Knoxville, Tennessee, "Knoxville, Tennessee's McGhee Tyson Airport Receives $3.2-Million From Federal Government, In Part to Pay for Noise Mitigation" (Aug. 3, 1999). The Knoxville News-Sentinel reports that Knoxville's McGhee Tyson Airport will soon receive $3.2-million from the federal government, $2.6-million of which will help pay for past noise mitigation. Additional land may be purchased with the money as well. The airport authority hopes to perform another $6-million in noise abatement work; it will be responsible for 10% of the costs.
Knoxville, Tennessee, "Residents Near Knoxville, Tennessee Want Noise Wall, but Officials Say Effective Walls Would Have to Be Too High" (Oct. 15, 1999). The Knoxville News-Sentinel reports on a noisy section of Interstate 40 where residents want noise barriers. An environmental study from 1988 called for barriers, but it was shown in a 1990 study that walls there would exceed the $25,000 per home cost. Residents say the number of people who would benefit from walls is being underestimated.
Knoxville, Tennessee, "Erroneous Planning Excludes Some Tennessee Homes From Noise Abatement Measures" (Apr. 18, 2000). The Knoxville News-Sentinel printed this letter to the editor about the impact of an interstate highway on homes. Of special interest is the article's explanation of an error planning that resulted in a loss of noise abatement measures for one neighborhood. The letter is printed in its entirety.
Knoxville, Tennessee, "Westwood, Tennessee Residents Complain to State About Highway Noise" (Mar. 31, 2000). The Knoxville News-Sentinel in Tennessee reports that residents in Westwood feel that the Tennessee Department of Transportation (TDOT) is not living up to its responsibilities to alleviate the traffic noise that the residents are now subjected to as a result of widening Interstate 40.
Kowloon City, Hong Kong, "Hong Kong Airport Set to Close; Merchants Predict Losses, But Property Agents Expect Boom in Housing Market in the Area" (Nov. 30, 1997). The South China Morning Post reports that the Kai Tak Airport in Kowloon City, Hong Kong is set to close in 1998 when the new Chek Lap Kok Airport opens. The article says that some merchants near Kai Tak expect their businesses to hang on after the airport is gone, while others expect their businesses to fold. Meanwhile, property agents are gearing up for new residential housing in the area, which will be more popular when residents don't have to deal with aircraft noise.
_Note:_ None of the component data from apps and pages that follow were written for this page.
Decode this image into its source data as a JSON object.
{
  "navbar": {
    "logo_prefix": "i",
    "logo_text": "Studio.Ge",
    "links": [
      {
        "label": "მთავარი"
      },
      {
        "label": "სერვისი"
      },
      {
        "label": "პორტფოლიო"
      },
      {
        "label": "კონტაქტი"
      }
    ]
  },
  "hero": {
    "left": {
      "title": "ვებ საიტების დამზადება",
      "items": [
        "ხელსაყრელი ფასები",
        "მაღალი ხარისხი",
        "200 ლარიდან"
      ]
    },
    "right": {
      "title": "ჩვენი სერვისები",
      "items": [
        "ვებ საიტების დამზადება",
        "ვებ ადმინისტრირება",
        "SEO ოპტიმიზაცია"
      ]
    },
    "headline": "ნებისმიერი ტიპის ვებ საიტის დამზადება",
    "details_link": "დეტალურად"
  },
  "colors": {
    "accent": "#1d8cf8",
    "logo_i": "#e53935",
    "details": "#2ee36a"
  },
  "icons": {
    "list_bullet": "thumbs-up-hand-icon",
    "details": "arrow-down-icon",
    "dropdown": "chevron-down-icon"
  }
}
Kowloon, Hong Kong, "Hong Kong Airport to Move; Massive Truck Convoy Will Cause Massive Noise" (Dec. 1, 1997). The South China Morning Post reports that the Kai Tak Airport in Kowloon, Hong Kong is scheduled to close next year, and the city is expected to thunder with early morning noise from heavy trucks making hundreds of trips as equipment is moved to the new Chek Lap Kok Airport.
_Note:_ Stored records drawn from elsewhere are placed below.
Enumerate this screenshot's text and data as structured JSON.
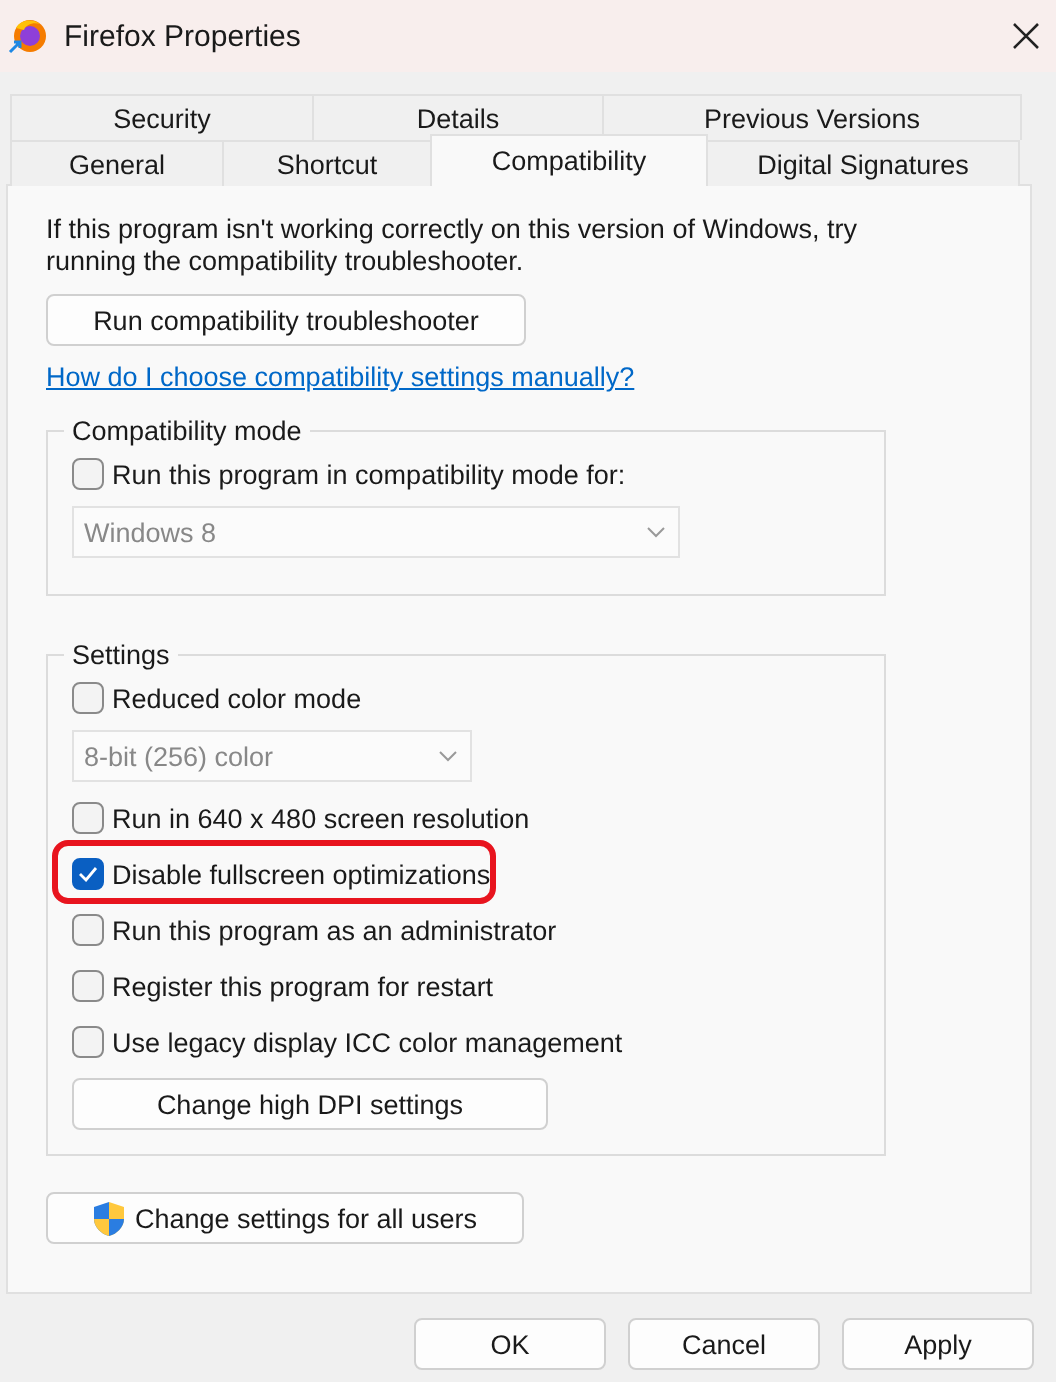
{
  "window": {
    "title": "Firefox Properties"
  },
  "tab_rows": [
    {
      "tabs": [
        {
          "label": "Security",
          "selected": false
        },
        {
          "label": "Details",
          "selected": false
        },
        {
          "label": "Previous Versions",
          "selected": false
        }
      ]
    },
    {
      "tabs": [
        {
          "label": "General",
          "selected": false
        },
        {
          "label": "Shortcut",
          "selected": false
        },
        {
          "label": "Compatibility",
          "selected": true
        },
        {
          "label": "Digital Signatures",
          "selected": false
        }
      ]
    }
  ],
  "intro": "If this program isn't working correctly on this version of Windows, try running the compatibility troubleshooter.",
  "troubleshooter_button": "Run compatibility troubleshooter",
  "help_link": "How do I choose compatibility settings manually?",
  "compatibility_mode": {
    "title": "Compatibility mode",
    "items": [
      {
        "kind": "checkbox",
        "label": "Run this program in compatibility mode for:",
        "checked": false,
        "highlighted": false
      },
      {
        "kind": "select",
        "value": "Windows 8",
        "disabled": true
      }
    ]
  },
  "settings": {
    "title": "Settings",
    "items": [
      {
        "kind": "checkbox",
        "label": "Reduced color mode",
        "checked": false,
        "highlighted": false
      },
      {
        "kind": "select",
        "value": "8-bit (256) color",
        "disabled": true
      },
      {
        "kind": "checkbox",
        "label": "Run in 640 x 480 screen resolution",
        "checked": false,
        "highlighted": false
      },
      {
        "kind": "checkbox",
        "label": "Disable fullscreen optimizations",
        "checked": true,
        "highlighted": true
      },
      {
        "kind": "checkbox",
        "label": "Run this program as an administrator",
        "checked": false,
        "highlighted": false
      },
      {
        "kind": "checkbox",
        "label": "Register this program for restart",
        "checked": false,
        "highlighted": false
      },
      {
        "kind": "checkbox",
        "label": "Use legacy display ICC color management",
        "checked": false,
        "highlighted": false
      }
    ],
    "dpi_button": "Change high DPI settings"
  },
  "all_users_button": "Change settings for all users",
  "buttons": [
    "OK",
    "Cancel",
    "Apply"
  ]
}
Kuala Lumpur, Malaysia, "New Noise Regulations Drafted in Malaysia" (Sep. 13, 1997). The New Straits Times reports that three sets of new noise regulations and a set of guidelines have been proposed by the Malaysian government to control the country's worsening noise pollution. The regulations and guidelines address a wide range of noises and vibrations, and currently are being reviewed by the government's DOE.
Effects on Wildlife/Animals
Home Equipment and Appliances
Land Use and Noise
Civil Liberty Issues
Miscellaneous Noise Stories
Noise Organizations Mentioned
Noise in Our National Parks/Natural Areas
Residential and Community Noise
Snowmobile and ATV Noise
Research and Studies
Technological Solutions to Noise
Transportation Related Noise
Violence and Noise